|Posted on Thursday, February 22, 2007 - 10:17 pm: ||
US Army First Lieutenant Ehren K. Watada
The court martial against Ehren Watada, who refused to fight in Iraq because he said the war was illegal, ended unexpectedly in a mistrial.
'That I joined the military and I had only one duty and that was to obey what I was told, regardless of how I felt inside. It really hurt me for a long time because I imprisoned myself by telling myself I didn't have a choice. It didn't matter that I might be sent to prison. I was already in prison, my freedom was already gone. When I told myself that I do have a choice, I have a choice to do what is morally right, what is in my conscience, and what I can live with for the rest of my life even though that comes with consequences, I do have that choice. When I realized that, and when I chose what was right for me, I became free again. And I think everybody has to remember that and to realize that is what is important in life.' 'To stop an illegal and unjust war, the soldiers can choose to stop fighting it.' 'If soldiers realized this war is contrary to what the Constitution extols — if they stood up and threw their weapons down — no President could ever initiate a war of choice again.' 'Should citizens choose to remain silent through self-imposed ignorance or choice, it makes them as culpable as the soldiers in these crimes.' 'We all take part in it — if you pay your taxes, you're taking part in this war. 'We all have a responsibility, as they determined after Nuremberg, whether you're the lowest soldier or the highest ranking general, or just a regular civilian, we all have responsibility...to resist and refuse enabling and condoning this criminal behavior.' Words of Ehren Watada speaking at the Veterans for Peace annual convention in Seattle.
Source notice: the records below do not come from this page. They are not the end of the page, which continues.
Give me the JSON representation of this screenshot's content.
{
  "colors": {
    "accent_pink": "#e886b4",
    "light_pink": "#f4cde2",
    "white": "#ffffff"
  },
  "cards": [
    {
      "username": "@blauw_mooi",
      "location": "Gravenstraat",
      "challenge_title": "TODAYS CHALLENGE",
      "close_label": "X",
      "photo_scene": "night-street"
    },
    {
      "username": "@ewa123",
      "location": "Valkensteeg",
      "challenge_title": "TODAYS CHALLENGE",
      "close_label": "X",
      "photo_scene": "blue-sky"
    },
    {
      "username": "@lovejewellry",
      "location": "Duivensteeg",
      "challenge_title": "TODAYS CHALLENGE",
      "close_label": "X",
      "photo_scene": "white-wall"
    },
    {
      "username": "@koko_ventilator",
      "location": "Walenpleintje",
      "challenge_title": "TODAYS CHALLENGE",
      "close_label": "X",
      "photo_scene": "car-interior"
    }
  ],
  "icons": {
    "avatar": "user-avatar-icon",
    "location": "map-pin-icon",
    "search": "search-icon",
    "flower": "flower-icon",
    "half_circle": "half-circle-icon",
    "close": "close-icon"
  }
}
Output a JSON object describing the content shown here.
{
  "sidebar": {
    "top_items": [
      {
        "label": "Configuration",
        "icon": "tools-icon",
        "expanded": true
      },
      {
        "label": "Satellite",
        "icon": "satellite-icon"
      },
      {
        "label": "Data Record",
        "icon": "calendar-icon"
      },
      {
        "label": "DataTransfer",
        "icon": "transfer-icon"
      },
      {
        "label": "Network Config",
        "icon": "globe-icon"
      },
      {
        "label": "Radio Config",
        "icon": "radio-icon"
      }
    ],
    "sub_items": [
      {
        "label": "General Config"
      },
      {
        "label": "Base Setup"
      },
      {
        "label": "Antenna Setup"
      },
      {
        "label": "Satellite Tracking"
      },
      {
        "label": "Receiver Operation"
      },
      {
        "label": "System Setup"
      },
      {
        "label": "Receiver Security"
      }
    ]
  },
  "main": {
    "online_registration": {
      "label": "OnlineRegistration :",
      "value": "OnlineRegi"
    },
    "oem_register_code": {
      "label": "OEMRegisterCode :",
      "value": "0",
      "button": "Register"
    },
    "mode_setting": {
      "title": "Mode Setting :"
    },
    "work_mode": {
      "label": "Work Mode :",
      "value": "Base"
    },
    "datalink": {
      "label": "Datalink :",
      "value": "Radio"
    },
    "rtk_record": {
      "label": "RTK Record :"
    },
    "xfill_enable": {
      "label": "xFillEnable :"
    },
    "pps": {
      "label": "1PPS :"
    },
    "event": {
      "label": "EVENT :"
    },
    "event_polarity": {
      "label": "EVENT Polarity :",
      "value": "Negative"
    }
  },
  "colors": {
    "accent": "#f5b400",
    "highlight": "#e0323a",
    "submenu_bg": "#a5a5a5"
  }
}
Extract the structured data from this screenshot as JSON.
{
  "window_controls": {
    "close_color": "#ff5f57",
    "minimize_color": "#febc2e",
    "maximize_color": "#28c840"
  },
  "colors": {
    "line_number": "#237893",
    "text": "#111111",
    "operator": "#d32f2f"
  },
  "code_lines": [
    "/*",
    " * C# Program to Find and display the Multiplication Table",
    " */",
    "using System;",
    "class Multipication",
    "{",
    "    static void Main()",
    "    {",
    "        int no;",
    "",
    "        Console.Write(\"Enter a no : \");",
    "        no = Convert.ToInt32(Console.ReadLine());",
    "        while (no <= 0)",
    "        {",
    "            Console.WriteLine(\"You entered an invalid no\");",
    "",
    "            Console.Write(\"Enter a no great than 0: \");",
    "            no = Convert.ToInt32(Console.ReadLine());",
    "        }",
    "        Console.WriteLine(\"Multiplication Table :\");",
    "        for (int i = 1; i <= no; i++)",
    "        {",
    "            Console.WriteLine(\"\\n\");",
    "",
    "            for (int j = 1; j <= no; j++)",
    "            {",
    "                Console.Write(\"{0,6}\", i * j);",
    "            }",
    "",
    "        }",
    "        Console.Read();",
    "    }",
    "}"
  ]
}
|Posted on Friday, February 23, 2007 - 03:33 pm: ||
he says he has responsibility, and then shirks it.